What is an overdraft?
An overdraft is an extension of your current account that allows you to borrow money to an agreed limit. Depending on the type of current account you have, there are fees and/or interest for when you use the overdraft.
Some current accounts automatically offer an overdraft, you will need to check your agreement, otherwise you can request one from your bank.
Types of overdrafts
This is when an agreed limit has been set by your bank. Typically fees apply for going into an overdraft, the fee will depend on a number of factors such as how much you borrow or how regularly you do, these fees vary depending on the bank you use.
An overdraft charge can be made up of:
- Interest, which can be up to 15-20% equivalent annual rate (EAR)
- A daily (50p-£3 a day), weekly or monthly fee
It’s important to be aware of your terms and conditions so you know the charges. There are some accounts that offer ‘interest-free overdrafts’ either up to a certain limit or dependent on the account type i.e. student accounts typically offer interest-free overdrafts.
This is when you spend more than you have in your current account and you don’t have an agreed overdraft limit, or you go over your agreed limit.
Charges typically apply, you will need to check with your bank as to how much but the cost usually increase regularly.
- Monthly fee can be anything from £5 to £35 or more.
- Daily fee can be £1 to £6 a day or more (usually up to a set limit per month).
- Transaction fees can be £10 to £25 for every cash withdrawal, direct debit or standing order, cheque or card payment you make – whether or not your bank allows the payment.
Why would I need one?

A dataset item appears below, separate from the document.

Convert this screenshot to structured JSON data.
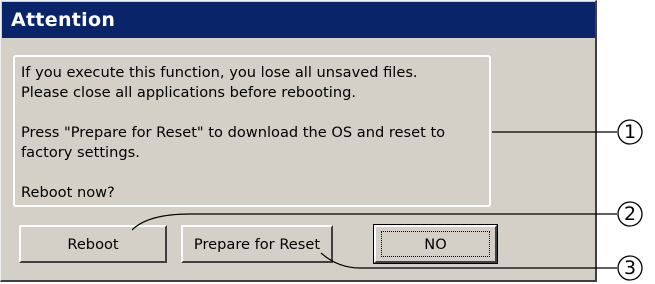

For emergencies or short-term borrowing. It is easy to treat the overdraft limit as your spending limit but this can be costly and a slippery slope. Make sure you read all terms and conditions when you opt for an overdraft as it’s essential that you’re aware of any hidden costs, and know exactly how much the charge is for exceeding the set limit.